# WHAT THIS TASK INVOLVES
Wherever "flip" occurs in the entries, copy the line that holds it.

· · · · · · ·

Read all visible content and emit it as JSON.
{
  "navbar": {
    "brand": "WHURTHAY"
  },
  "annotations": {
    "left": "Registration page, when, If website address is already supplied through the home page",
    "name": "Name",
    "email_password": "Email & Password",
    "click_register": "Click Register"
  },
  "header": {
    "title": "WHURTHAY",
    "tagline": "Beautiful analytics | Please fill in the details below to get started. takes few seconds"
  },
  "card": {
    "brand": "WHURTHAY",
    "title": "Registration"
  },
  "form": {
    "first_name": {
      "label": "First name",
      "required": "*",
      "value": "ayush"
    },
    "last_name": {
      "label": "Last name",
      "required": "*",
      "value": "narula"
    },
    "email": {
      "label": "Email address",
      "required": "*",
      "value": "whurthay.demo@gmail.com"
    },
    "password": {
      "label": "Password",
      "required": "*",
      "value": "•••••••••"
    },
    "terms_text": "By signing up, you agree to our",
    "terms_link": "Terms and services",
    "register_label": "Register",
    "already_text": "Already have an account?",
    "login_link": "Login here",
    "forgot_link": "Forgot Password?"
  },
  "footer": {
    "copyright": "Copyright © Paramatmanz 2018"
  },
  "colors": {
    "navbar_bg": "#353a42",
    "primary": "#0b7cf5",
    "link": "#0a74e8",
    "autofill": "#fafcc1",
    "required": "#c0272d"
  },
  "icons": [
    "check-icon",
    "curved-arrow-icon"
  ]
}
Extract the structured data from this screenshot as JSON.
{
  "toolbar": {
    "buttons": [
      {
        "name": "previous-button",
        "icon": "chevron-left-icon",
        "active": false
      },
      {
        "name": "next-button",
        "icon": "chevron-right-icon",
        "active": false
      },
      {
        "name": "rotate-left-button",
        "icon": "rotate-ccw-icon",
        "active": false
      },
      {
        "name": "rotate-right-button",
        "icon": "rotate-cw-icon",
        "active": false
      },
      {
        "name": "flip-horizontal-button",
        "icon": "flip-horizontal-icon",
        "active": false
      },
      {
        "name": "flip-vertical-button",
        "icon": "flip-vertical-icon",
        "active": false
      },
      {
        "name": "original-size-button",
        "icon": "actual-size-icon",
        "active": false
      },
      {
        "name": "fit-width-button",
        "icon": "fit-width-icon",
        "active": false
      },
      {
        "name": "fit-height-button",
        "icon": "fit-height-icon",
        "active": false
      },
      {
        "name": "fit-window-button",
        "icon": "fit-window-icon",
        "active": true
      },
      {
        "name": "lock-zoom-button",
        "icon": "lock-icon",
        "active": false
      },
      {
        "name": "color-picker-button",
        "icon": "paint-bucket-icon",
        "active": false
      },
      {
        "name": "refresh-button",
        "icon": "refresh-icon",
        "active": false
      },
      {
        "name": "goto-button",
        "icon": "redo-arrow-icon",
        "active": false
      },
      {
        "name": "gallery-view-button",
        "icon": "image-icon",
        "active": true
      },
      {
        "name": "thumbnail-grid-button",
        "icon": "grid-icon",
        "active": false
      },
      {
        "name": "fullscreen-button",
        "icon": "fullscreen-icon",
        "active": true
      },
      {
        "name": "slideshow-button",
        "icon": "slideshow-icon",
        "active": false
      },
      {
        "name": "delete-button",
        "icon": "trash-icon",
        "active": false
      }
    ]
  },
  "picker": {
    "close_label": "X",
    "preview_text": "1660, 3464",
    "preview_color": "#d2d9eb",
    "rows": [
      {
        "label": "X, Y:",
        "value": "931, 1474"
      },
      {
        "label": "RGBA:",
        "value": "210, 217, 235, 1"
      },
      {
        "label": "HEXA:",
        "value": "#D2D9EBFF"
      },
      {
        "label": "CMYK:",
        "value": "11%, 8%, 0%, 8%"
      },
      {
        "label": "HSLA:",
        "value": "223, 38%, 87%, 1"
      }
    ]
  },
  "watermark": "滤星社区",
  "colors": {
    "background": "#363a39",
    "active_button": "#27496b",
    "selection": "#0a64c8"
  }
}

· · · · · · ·

# ANSWER FOR THIS EXERCISE
        "name": "flip-horizontal-button",
        "icon": "flip-horizontal-icon",
        "name": "flip-vertical-button",
        "icon": "flip-vertical-icon",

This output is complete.